Lyons Township High School has been suspending and expelling students of color at significantly higher rates than white students, prompting the state of Illinois to require the school to come up with a plan, which the school board approved May 16, to address that imbalance.
A law enacted in 2016 requires that the Illinois State Board of Education track the racial profile of students suspended and expelled. The top 20 percent of school districts exhibiting racial disproportionality when it comes to “exclusionary discipline” must adopt an improvement plan until they are not in the top 20 percent for three consecutive years.
LTHS was not in the top 20 percent of school districts for suspensions or expulsions in the 2020-21 school year, but has been in the top 20 percent of disproportionality for suspensions for four of the last six years.
The school district was supposed to file a discipline improvement plan in 2018 but did not for reasons that were not explained.
That did not sit well for Camille Alvarez, a Black LTHS graduate and the mother of a graduate.
“You guys have been sitting on this information for years and the state had to come back a second time and ask you to comply,” Alvarez said. “Why is LT dragging their feet to comply? Lyons Township knows that there is a problem with how they discipline minority children. It is not equitable. It is not fair.”
In the 2019-20, students of color at LTHS were expelled at a rate of nearly four times as often as white students. In 2018-19 the disproportionality rate was around 2.2 times.
In 2017-18 students of color were expelled at nearly 3.7 times the rate of white students, and the rate was about 3.1 times in 2016-17 and 4.5 times in 2015-16, according to a memo prepared by Director of Student Services Leslie Owens for the school board.
The memo also indicates the students of color at LTHS were suspended at higher rates than white students.
In the 2019-20 school year, 64 students of color were suspended at LTHS compared to 41 white students. More white students than students of color were suspended only one year in the last six, in 2018-19 when 78 white students were suspended compared to 67 students of color.
But, according to the latest Illinois School Report Card the school district’s student enrollment is overwhelmingly white, at 69.6 percent. Hispanic students comprise 22.5 of the enrollment, while 3.1 percent are Black, 2.2 percent are Asian and 2.5 percent are mixed race.
Drug offenses are the most likely reason for LTHS students to be suspended or expelled. In the 2019-20 school year 27 white students, 21 Hispanic students, 10 Black students and one Asian student were suspended or expelled for drug offenses.
Thirteen Hispanic students, six Black students, six white students, and two Asian students were suspended or expelled for physical confrontations during the 2019-20 school year.
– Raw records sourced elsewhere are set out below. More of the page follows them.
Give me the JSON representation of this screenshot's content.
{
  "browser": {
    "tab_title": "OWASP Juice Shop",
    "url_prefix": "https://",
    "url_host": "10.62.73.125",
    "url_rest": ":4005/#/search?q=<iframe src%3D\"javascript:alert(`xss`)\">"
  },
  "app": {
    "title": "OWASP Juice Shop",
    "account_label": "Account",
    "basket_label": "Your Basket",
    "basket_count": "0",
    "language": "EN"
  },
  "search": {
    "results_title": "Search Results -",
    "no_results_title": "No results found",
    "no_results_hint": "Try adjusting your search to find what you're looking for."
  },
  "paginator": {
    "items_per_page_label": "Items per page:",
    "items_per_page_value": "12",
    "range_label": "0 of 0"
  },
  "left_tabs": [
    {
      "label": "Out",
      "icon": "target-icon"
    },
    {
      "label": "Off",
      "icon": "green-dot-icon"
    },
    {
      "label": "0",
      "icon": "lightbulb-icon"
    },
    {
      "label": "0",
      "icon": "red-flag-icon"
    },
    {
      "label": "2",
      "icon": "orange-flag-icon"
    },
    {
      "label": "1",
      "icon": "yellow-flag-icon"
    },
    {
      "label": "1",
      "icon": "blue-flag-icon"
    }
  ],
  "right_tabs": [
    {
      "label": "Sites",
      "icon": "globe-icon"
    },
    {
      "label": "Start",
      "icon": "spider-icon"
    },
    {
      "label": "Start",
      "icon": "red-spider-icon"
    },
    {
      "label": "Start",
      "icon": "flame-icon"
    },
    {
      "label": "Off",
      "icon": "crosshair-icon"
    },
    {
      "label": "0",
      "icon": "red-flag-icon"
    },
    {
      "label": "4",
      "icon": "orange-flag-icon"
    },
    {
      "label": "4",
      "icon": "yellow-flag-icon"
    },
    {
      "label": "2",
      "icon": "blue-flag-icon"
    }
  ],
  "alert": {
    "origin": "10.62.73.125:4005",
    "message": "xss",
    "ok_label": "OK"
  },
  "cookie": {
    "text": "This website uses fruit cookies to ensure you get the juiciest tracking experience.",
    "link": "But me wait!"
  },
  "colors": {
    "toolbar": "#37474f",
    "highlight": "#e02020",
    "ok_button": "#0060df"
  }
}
As part of its discipline improvement plan, LTHS will examine discipline data and increase services. This year the district created two new positions, a director of equity and belonging and director of student services. Next year LTHS will hire three more people, including a bilingual coordinator, an additional social worker and an additional school counselor to attempt to better meet student needs.
The school is also creating a committee to review and revise the student handbook and code of conduct. LTHS also has been implementing restorative justice practices where students try to rectify wrongs and build community.
“We’re teaching our students without simply removing them without teaching them the skills they need for success,” said Jennifer Rowe, the school’s first-year director of equity and belonging.
Rowe said it is important to help students develop relationships and give them a sense of belonging at school.
“Fighting is just the outpouring of struggles,” Rowe said.
In dealing with drug and alcohol use, LTHS is emphasizing treatment rather than punishment and has partnered this year with the Rosecrance Health Network which specializes in treating addiction.
A Rosecrance counselor is now available for individualized assessments. When a student is found in possession of or under the influence of illegal substances, instead of being given an immediate out-of-school suspension, students now have the option to undergo an individualized assessment and may opt in to an alternative to suspension program through Rosecrance. Thirty-five students have taken advantage of this option this year.
School board member Alison Kelly and Superintendent Brian Waterman addressed concerns expressed in the community and on social media that the new policy will result in a double standard and lighter discipline for students of color, because school officials will be preoccupied with not disciplining students of color to satisfy state officials to the detriment of the wider school community.
“We want to make sure that there are not two separate rules here,” Kelly said.
Waterman assured her that would not be the case.
“We have one student handbook; we have one code of code of conduct,” Waterman said. “We’re not talking about two separate rules here.”